Newsom insisted it’s “not good enough” to “sit back and send out a press release with some pabulum with condolences to family members” after mass shootings.
“The message is clear. Submit the same requirements we do for guns for ammunition. Lost and stolen guns should be reported. Magazines of 11 bullets or more should no longer be in individuals’ possession. Coordinate and collaborate more effectively with the federal databases and deal with relinquishment of guns that are already in the hands of people that are convicted felons. There’s tens of thousands of guns in California right now that are legally in the hands of convicted felons, and we have no relinquishment procedure. And we want to establish that,” the lieutenant governor continued.
“So, five key provisions, and we put them on the ballot in November 2016. The voters, I believe, will step up and step in in a big way.

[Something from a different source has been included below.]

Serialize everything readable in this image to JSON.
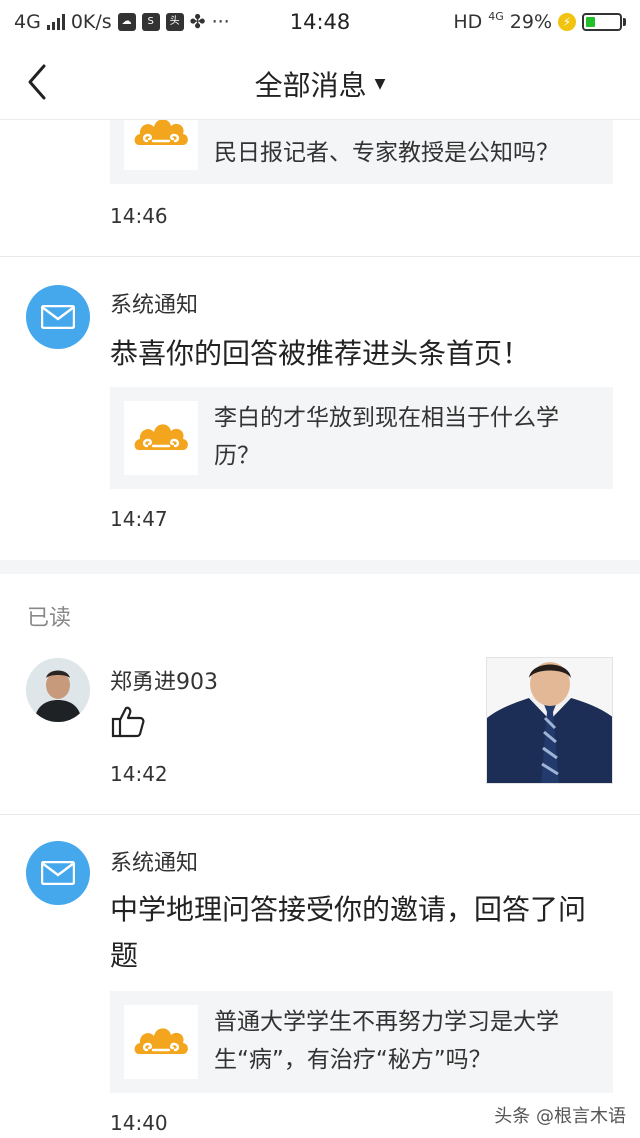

Hopefully, that will be resonant and we’ll see a dozen plus similar states begin to do this same things and we will turn this around where we no longer feel powerless, but we feel empowered and we have the ability, I think, with the example to enliven people’s senses in other states where they can say, you know, we can take these guys on, we can win. We don’t have to be victims in this debate any longer.”